Exercise goal =
Copy each line of the data beneath in which the word "keys" appears.

(Items from an interface collection)
..............................

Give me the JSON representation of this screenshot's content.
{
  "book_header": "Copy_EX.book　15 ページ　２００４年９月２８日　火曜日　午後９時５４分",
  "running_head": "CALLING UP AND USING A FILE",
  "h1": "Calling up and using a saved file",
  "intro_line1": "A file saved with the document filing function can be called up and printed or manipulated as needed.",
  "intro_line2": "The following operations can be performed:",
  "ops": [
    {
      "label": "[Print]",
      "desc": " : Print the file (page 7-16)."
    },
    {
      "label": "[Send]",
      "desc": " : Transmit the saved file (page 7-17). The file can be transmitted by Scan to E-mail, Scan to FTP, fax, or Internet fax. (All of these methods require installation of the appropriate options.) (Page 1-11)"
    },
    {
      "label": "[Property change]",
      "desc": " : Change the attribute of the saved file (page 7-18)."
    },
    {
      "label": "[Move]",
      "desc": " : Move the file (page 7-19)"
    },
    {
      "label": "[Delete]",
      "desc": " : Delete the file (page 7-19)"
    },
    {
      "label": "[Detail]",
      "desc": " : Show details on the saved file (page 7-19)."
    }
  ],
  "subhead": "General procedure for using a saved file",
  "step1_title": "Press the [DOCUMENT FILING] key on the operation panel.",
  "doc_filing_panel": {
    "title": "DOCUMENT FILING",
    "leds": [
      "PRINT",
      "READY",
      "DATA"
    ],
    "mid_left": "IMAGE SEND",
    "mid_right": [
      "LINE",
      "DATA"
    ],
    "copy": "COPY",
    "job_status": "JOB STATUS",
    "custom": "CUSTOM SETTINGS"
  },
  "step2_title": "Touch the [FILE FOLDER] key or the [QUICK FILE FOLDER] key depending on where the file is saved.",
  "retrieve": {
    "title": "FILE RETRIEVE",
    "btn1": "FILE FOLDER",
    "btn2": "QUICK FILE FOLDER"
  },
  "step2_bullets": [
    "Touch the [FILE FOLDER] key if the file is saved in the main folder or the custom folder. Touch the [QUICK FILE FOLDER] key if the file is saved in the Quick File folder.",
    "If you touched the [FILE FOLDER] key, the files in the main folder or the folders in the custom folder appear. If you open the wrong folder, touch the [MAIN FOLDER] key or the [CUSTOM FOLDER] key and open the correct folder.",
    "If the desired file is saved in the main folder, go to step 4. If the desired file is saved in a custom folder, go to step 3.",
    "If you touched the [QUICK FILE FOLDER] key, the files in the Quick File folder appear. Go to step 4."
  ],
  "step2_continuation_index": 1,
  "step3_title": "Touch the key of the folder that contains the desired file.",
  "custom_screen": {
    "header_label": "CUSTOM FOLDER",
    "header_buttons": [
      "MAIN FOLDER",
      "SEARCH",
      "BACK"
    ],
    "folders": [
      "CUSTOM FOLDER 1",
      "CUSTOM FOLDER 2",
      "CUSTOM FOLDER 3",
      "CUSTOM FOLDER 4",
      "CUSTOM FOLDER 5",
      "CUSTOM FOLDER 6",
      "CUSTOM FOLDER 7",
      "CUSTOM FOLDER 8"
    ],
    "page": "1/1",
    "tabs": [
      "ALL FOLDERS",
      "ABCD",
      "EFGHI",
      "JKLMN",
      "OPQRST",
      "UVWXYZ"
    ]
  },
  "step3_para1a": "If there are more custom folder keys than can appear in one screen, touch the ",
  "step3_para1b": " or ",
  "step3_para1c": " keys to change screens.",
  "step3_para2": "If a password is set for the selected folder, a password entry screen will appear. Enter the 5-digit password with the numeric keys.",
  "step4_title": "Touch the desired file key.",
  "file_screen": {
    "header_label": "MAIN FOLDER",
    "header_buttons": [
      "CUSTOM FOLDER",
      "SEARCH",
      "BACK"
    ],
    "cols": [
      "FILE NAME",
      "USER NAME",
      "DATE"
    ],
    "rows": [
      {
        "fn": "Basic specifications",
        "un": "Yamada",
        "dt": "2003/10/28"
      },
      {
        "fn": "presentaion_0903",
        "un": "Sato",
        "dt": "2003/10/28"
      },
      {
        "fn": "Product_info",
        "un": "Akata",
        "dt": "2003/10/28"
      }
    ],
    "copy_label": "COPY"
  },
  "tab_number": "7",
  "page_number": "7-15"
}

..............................

Solution to this exercise =
  "step3_para1a": "If there are more custom folder keys than can appear in one screen, touch the ",
  "step3_para1c": " keys to change screens.",
  "step3_para2": "If a password is set for the selected folder, a password entry screen will appear. Enter the 5-digit password with the numeric keys.",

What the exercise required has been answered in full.